_Data for this exercise_
================================

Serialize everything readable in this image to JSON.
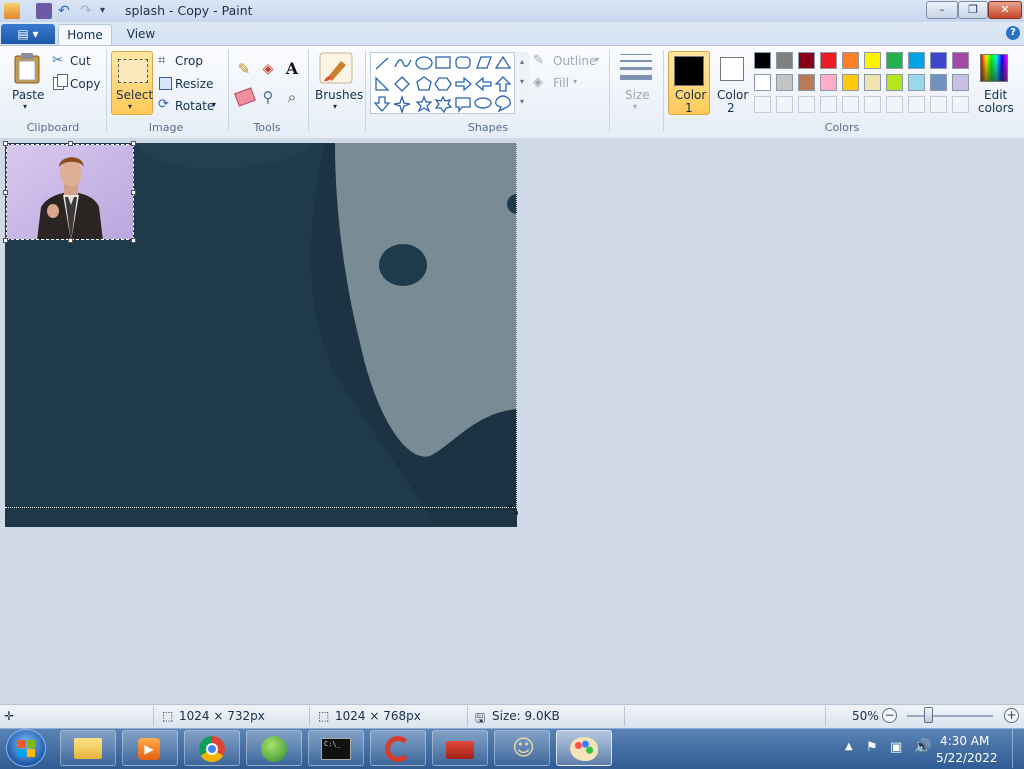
{
  "window": {
    "title": "splash - Copy - Paint",
    "minimize": "–",
    "maximize": "❐",
    "close": "✕"
  },
  "tabs": {
    "app_menu": "▤ ▾",
    "home": "Home",
    "view": "View",
    "help": "?"
  },
  "ribbon": {
    "clipboard": {
      "paste": "Paste",
      "cut": "Cut",
      "copy": "Copy",
      "label": "Clipboard"
    },
    "image": {
      "select": "Select",
      "crop": "Crop",
      "resize": "Resize",
      "rotate": "Rotate",
      "label": "Image"
    },
    "tools": {
      "label": "Tools"
    },
    "brushes": {
      "label": "Brushes"
    },
    "shapes": {
      "label": "Shapes",
      "outline": "Outline",
      "fill": "Fill"
    },
    "size": {
      "label": "Size"
    },
    "colors": {
      "label": "Colors",
      "color1": "Color",
      "color1_num": "1",
      "color2": "Color",
      "color2_num": "2",
      "edit": "Edit",
      "edit2": "colors",
      "color1_value": "#000000",
      "color2_value": "#ffffff",
      "palette_row1": [
        "#000000",
        "#7f7f7f",
        "#880015",
        "#ed1c24",
        "#ff7f27",
        "#fff200",
        "#22b14c",
        "#00a2e8",
        "#3f48cc",
        "#a349a4"
      ],
      "palette_row2": [
        "#ffffff",
        "#c3c3c3",
        "#b97a57",
        "#ffaec9",
        "#ffc90e",
        "#efe4b0",
        "#b5e61d",
        "#99d9ea",
        "#7092be",
        "#c8bfe7"
      ]
    }
  },
  "status": {
    "selection_size": "1024 × 732px",
    "image_size": "1024 × 768px",
    "file_size": "Size: 9.0KB",
    "zoom": "50%"
  },
  "taskbar": {
    "time": "4:30 AM",
    "date": "5/22/2022"
  }
}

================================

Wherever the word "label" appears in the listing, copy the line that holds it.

      "label": "Clipboard"
      "label": "Image"
      "label": "Tools"
      "label": "Brushes"
      "label": "Shapes",
      "label": "Size"
      "label": "Colors",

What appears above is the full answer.